5

I am conflicted. I want to become a software developer but I am also interested in the networking side of things… Is software development and network security 2 whole different beasts? If they are, could learning both become a whole “jack of all trades master of none” situation?

Should I specialize or could I be a software Dev with a "hacking" hobby.

closed as primarily opinion-based by André Borie, Alexander O'Mara, Neil Smithline, Iszi, S.L. Barth Jul 6 '16 at 13:21

Many good questions generate some degree of opinion based on expert experience, but answers to this question will tend to be almost entirely based on opinions, rather than facts, references, or specific expertise. If this question can be reworded to fit the rules in the help center, please edit the question.

  • I believe asking this question on programmers se will be a better idea. Skills related questions often turn into opinionated posts – Limit Jul 5 '16 at 3:39
6

As a developer of 15 years who has moved into a pen-test role, I can say that yes there are many transferable skills, some of which will put you at and advantage to testers who came from a pure security background.

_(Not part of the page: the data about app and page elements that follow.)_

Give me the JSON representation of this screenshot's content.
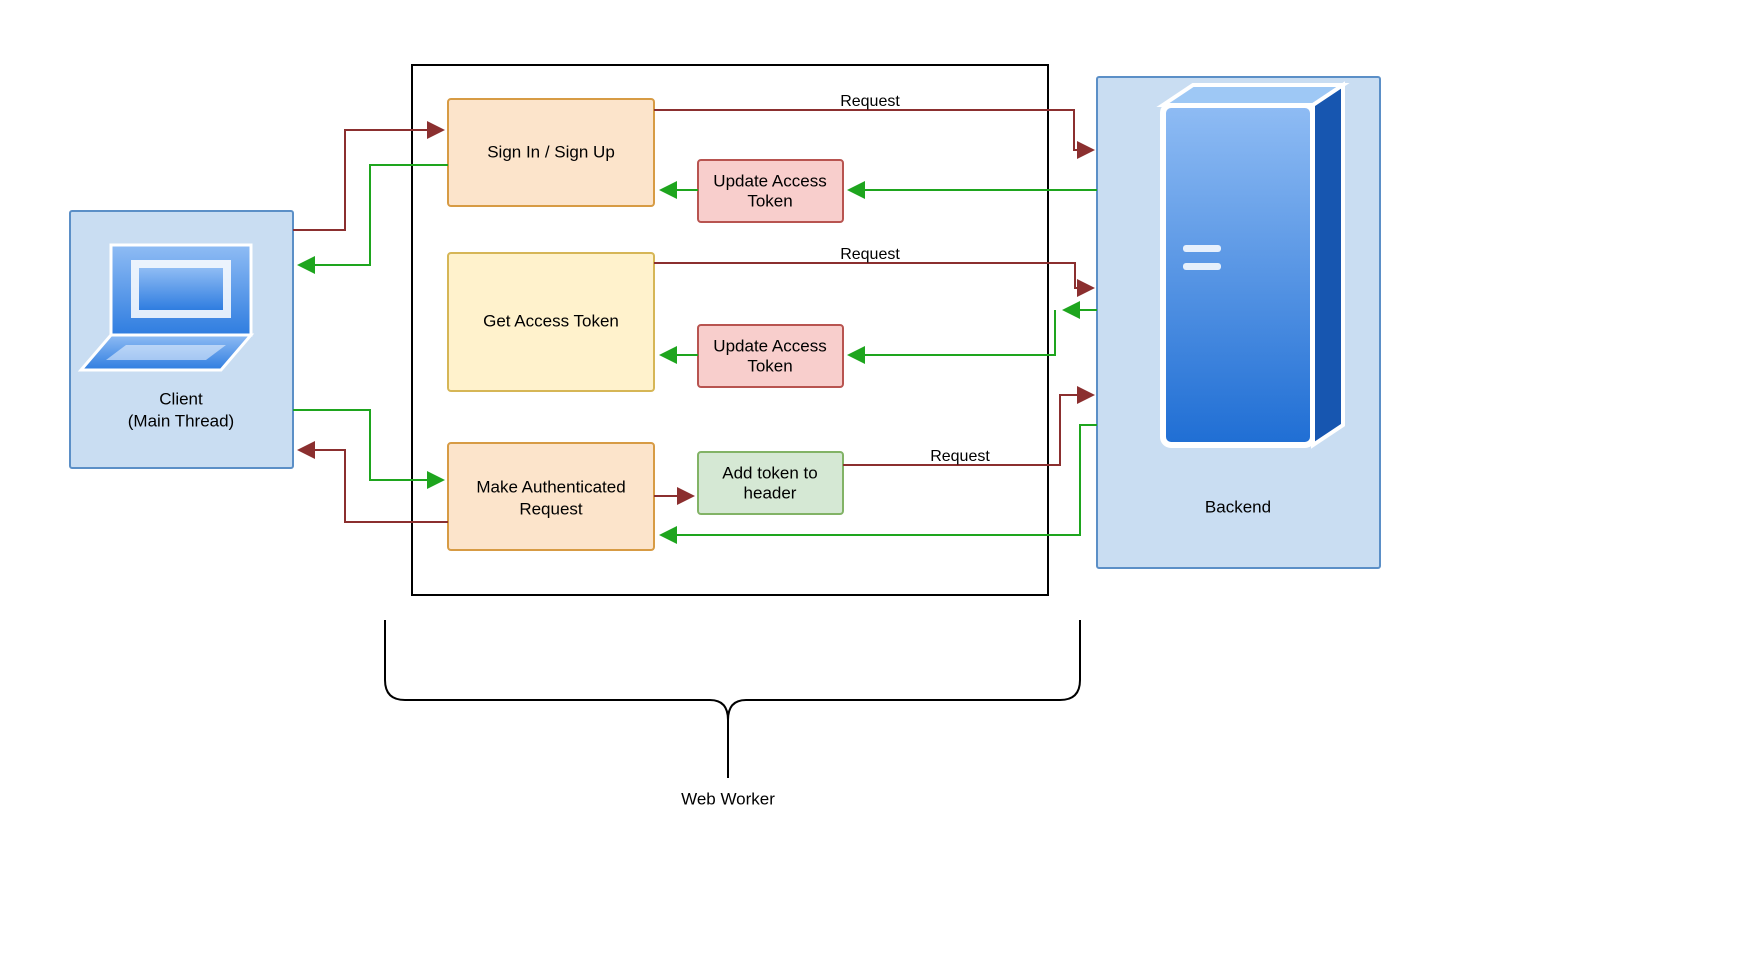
{
  "client": {
    "label_line1": "Client",
    "label_line2": "(Main Thread)"
  },
  "backend": {
    "label": "Backend"
  },
  "boxes": {
    "signin": "Sign In / Sign Up",
    "getToken": "Get Access Token",
    "makeAuth_line1": "Make Authenticated",
    "makeAuth_line2": "Request",
    "updateToken1_line1": "Update Access",
    "updateToken1_line2": "Token",
    "updateToken2_line1": "Update Access",
    "updateToken2_line2": "Token",
    "addHeader_line1": "Add token to",
    "addHeader_line2": "header"
  },
  "edges": {
    "request1": "Request",
    "request2": "Request",
    "request3": "Request"
  },
  "webWorker": {
    "label": "Web Worker"
  },
  "colors": {
    "clientFill": "#C9DDF2",
    "clientStroke": "#5B8FC7",
    "orangeFill": "#FCE4CB",
    "orangeStroke": "#D79B44",
    "yellowFill": "#FFF2CC",
    "yellowStroke": "#D6B656",
    "redFill": "#F8CECC",
    "redStroke": "#B85450",
    "greenFill": "#D5E8D4",
    "greenStroke": "#82B366",
    "redArrow": "#8B2F2F",
    "greenArrow": "#1EA51E",
    "black": "#000000"
  }
}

Firstly and foremostly you understand the developer mindset, this means that you probably understand why a developer chose a particular solution, and understand some of their thought processes. As a developer you have a knowledge of their 'language' how they think and talk, and as such you should be able to communicate any security findings and recommendations in a manner that a developer can understand.

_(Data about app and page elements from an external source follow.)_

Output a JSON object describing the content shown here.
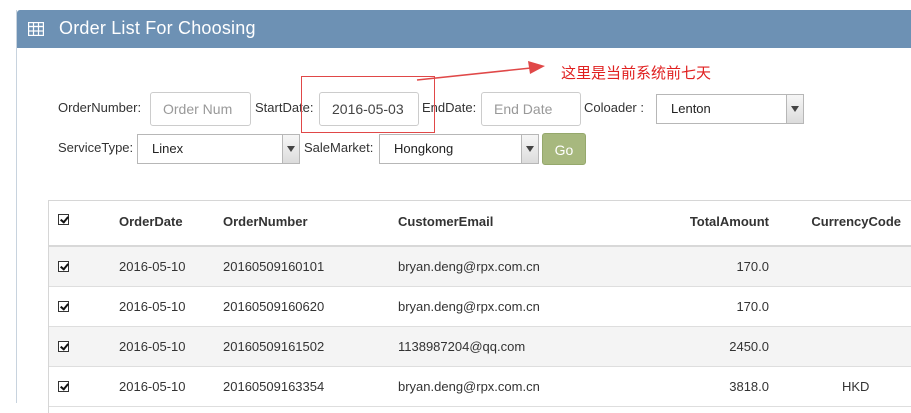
{
  "panel": {
    "title": "Order List For Choosing",
    "icon": "table-icon"
  },
  "filters": {
    "order_number_label": "OrderNumber:",
    "order_number_placeholder": "Order Num",
    "start_date_label": "StartDate:",
    "start_date_value": "2016-05-03",
    "end_date_label": "EndDate:",
    "end_date_placeholder": "End Date",
    "coloader_label": "Coloader :",
    "coloader_value": "Lenton",
    "service_type_label": "ServiceType:",
    "service_type_value": "Linex",
    "sale_market_label": "SaleMarket:",
    "sale_market_value": "Hongkong",
    "go_label": "Go"
  },
  "annotation": {
    "text": "这里是当前系统前七天",
    "color": "#e02020"
  },
  "table": {
    "columns": [
      "OrderDate",
      "OrderNumber",
      "CustomerEmail",
      "TotalAmount",
      "CurrencyCode"
    ],
    "rows": [
      {
        "checked": true,
        "OrderDate": "2016-05-10",
        "OrderNumber": "20160509160101",
        "CustomerEmail": "bryan.deng@rpx.com.cn",
        "TotalAmount": "170.0",
        "CurrencyCode": ""
      },
      {
        "checked": true,
        "OrderDate": "2016-05-10",
        "OrderNumber": "20160509160620",
        "CustomerEmail": "bryan.deng@rpx.com.cn",
        "TotalAmount": "170.0",
        "CurrencyCode": ""
      },
      {
        "checked": true,
        "OrderDate": "2016-05-10",
        "OrderNumber": "20160509161502",
        "CustomerEmail": "1138987204@qq.com",
        "TotalAmount": "2450.0",
        "CurrencyCode": ""
      },
      {
        "checked": true,
        "OrderDate": "2016-05-10",
        "OrderNumber": "20160509163354",
        "CustomerEmail": "bryan.deng@rpx.com.cn",
        "TotalAmount": "3818.0",
        "CurrencyCode": "HKD"
      }
    ]
  },
  "colors": {
    "header_bg": "#6d91b4",
    "go_button": "#a7b87e",
    "highlight": "#e04848"
  }
}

Secondly you probably have a much better programming base than many pen-testers, this will come in very useful for developing tools and apps to help out (really I've seen some of the hacked together tools, it's a wonder that they work at all ;)

Code Review... This is an obvious big winner, you just need to start looking for insecure patterns and insecure language idioms.

Your understanding of software development practices (agile, waterfall etc), can be quickly augmented with learning about BSIMM, SAMM, and SDL

Depending on your developer background you may have a good understanding of OS/networking innards. I spent some time in the networking/OS world, which I found useful to inform other developers what the computer was really doing with their code. Likewise if you have spent your time in the Web world, that's where your focus will likely be.

It's worth noting that you may feel that there are vast areas of knowledge that you are lacking, but there are no pen-testers who know it all. You will bring your own knowledge and skills, and as long as you are prepared to learn and teach, it will be a very rewarding career move. It also has the advantage of making your really hire-able in two fields.

2

I'm a developer and I do network security as side business. I have a long time since I started developing so after learning the basics about security I wanted to learn more. After several years now, I keep learning about network security.

Ideally, developers need to know as much as possible about security, but they don't really need to enter in too much detail (just knowing how to apply security models is generally enough). Network security professionals also need a little bit (or more) of developing, to create, improve or customize tools, generate reports, etc.

All will depend on what you want. Do you want to do more developing or you prefer to do more network security? Both ways requires a lot of time and effort to learn.

I wouldn't suggest to specialize in both at the same time. Start with the one you feel fits better for your current profile and your future opportunities, and as the time goes and you start to feel comfortable with it, start learning about the other area.

Not the answer you're looking for? Browse other questions tagged or ask your own question.